“I think I’d have to call you a bad name,” Hill told Schroder from her desk, 15 feet away from where Schroder was standing at the podium. “I don’t say bad things … I’ve been praying I wouldn’t say the wrong thing.” (She didn’t.)

Schroder, after saying he sympathized with Hill but said his goal was cutting spending, announced several minutes later that he would withdraw his bill for technical reasons.

The legislation required 70 votes to pass, but came up 14 votes short.

Voting for HB3 (56): Speaker Barras, and Reps. Abraham, Abramson, Amedee, Bacala, Bagley, Berthelot, Bishop, Broadwater, S. Carter, Chaney, Coussan, Crews, Cromer, Davis, DeVillier, Dwight, Edmonds, Emerson, Falconer, Guinn, L. Harris, Havard, Hazel, Henry, Hilferty, Hodges, Hoffmann, Hollis, Horton, Howard, Huval, N. Landry, Leopold, Mack, Magee, McFarland, Miguez, G. Miller, Jay Morris, Jim Morris, Pearson, Pope, Pugh, Pylant, Richard, Schexnayder, Seabaugh, Shadoin, Simon, Stagni, Stefanski, Stokes, Talbot, Thomas and Zeringue.

Voting against HB3 (40): Reps. Anders, Armes, Bagneris, Billiot, Bouie, T. Brown, R. Carter, Cox, Danahay, Franklin, Gaines, Gisclair, Glover, Hall, J. Harris, Hill, Hunter, Ivey, Jackson, James, Jefferson, Jenkins, Johnson, Jones, Jordan, LeBas, Leger, Lyons, Marcelle, Marino, D. Miller, Moreno, Norton, Pierre, Price, Reynolds, Schroder, Smith, Thibaut andWhite.

Not Voting (9): Reps.
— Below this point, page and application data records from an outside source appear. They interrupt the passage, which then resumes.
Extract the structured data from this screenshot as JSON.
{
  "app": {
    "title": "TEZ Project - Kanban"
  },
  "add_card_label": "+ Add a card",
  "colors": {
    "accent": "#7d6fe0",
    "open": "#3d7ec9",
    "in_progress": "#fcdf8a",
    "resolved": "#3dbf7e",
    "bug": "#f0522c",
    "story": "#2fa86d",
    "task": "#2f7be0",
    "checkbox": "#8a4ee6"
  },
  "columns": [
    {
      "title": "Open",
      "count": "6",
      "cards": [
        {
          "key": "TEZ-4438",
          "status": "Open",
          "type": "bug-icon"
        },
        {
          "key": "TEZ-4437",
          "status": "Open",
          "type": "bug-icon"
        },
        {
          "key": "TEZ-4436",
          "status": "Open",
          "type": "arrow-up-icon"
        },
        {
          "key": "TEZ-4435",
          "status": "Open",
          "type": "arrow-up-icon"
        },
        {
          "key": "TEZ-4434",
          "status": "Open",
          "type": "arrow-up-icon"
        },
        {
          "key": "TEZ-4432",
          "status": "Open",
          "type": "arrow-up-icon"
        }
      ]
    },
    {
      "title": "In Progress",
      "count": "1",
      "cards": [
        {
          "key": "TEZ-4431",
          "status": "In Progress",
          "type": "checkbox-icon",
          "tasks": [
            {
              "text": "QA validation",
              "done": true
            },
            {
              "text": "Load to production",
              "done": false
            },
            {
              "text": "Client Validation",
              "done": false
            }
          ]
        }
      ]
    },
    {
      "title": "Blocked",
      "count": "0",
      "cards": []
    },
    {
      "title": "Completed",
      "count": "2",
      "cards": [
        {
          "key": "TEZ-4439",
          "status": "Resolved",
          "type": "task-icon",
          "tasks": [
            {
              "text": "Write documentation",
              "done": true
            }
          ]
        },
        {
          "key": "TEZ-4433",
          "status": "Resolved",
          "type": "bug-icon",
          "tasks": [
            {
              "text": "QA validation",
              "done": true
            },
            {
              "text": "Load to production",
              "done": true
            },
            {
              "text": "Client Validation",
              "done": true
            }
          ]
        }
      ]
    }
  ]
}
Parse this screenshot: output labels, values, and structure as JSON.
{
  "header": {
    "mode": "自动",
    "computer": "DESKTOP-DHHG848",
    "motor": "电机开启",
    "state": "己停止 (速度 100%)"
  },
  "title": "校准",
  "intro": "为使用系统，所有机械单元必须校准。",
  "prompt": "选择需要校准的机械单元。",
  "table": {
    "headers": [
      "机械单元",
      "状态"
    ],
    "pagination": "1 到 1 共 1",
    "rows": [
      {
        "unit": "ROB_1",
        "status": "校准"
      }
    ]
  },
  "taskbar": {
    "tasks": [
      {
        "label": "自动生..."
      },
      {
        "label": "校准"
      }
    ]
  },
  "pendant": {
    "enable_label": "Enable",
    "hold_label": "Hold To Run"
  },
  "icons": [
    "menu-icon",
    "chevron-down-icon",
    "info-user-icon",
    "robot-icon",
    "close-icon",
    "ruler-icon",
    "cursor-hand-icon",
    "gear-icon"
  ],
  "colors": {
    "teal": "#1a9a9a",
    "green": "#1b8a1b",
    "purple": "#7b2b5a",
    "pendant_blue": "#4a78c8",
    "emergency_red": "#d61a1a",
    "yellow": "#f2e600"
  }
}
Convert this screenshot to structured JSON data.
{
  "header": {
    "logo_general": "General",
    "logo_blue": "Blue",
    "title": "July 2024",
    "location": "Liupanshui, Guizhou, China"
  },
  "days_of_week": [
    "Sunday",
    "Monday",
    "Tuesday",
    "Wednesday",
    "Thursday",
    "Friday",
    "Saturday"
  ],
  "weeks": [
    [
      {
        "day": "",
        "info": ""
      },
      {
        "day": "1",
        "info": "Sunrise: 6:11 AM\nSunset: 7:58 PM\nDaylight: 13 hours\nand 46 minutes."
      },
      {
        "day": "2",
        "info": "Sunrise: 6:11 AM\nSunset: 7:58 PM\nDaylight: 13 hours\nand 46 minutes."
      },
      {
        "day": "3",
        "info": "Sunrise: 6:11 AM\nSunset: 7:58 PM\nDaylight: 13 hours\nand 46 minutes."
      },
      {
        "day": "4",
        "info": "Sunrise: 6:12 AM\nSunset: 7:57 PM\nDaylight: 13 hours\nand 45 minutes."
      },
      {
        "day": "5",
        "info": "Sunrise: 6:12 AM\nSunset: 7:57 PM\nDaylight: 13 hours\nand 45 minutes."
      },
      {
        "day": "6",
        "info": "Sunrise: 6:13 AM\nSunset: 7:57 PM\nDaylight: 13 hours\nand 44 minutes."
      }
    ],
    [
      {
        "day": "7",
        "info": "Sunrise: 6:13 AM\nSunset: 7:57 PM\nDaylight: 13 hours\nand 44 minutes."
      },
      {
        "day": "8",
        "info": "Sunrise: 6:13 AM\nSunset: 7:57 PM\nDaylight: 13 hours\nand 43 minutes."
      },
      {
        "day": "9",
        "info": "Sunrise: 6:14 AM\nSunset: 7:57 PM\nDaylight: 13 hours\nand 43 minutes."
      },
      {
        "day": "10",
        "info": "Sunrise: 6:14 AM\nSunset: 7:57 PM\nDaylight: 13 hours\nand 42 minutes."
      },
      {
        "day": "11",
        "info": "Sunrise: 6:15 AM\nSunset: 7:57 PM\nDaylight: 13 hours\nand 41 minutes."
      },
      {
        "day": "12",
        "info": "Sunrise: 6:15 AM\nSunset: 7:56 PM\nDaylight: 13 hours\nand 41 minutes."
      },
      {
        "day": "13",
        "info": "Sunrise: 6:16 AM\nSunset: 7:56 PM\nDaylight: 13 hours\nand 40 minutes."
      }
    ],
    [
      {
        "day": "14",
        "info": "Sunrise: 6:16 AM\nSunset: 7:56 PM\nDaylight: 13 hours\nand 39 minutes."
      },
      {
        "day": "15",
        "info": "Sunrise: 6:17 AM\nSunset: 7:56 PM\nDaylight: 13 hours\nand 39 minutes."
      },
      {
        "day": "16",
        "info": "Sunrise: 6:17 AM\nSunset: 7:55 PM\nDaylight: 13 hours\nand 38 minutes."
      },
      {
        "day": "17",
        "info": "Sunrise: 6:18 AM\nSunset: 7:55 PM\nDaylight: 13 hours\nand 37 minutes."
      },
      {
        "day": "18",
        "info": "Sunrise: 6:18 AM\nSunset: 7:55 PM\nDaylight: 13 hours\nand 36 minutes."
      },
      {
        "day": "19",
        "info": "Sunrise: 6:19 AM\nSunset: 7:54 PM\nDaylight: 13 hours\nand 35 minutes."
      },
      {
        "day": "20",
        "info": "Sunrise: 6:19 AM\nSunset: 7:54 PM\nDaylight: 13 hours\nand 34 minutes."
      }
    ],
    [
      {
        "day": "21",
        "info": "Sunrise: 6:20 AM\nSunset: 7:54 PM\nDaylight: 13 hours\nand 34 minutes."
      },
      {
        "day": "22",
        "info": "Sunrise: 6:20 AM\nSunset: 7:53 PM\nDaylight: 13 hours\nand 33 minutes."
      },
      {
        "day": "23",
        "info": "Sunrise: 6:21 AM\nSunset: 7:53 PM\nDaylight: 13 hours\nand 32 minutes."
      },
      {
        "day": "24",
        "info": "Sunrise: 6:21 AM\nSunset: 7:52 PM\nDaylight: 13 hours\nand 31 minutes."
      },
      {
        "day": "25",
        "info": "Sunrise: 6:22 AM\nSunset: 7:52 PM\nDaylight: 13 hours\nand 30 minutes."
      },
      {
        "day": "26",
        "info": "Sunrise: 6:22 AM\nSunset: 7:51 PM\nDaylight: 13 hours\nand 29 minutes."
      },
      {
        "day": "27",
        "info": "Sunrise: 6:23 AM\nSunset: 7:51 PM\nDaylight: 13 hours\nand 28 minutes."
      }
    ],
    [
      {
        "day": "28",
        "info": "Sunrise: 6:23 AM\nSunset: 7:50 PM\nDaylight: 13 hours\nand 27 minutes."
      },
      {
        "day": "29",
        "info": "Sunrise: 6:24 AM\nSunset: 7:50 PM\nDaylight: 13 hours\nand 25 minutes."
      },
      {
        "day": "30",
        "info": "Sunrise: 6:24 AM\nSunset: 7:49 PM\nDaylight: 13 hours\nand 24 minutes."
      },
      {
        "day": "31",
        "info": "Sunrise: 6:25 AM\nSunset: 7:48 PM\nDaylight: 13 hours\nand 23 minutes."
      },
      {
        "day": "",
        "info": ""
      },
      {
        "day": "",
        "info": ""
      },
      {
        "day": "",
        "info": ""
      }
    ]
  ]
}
C. Brown, Carmody, Carpenter, G. Carter, Connick, Foil, Garofalo, Hensgens and T. Landry.

Follow Tyler Bridges on Twitter, @tegbridges.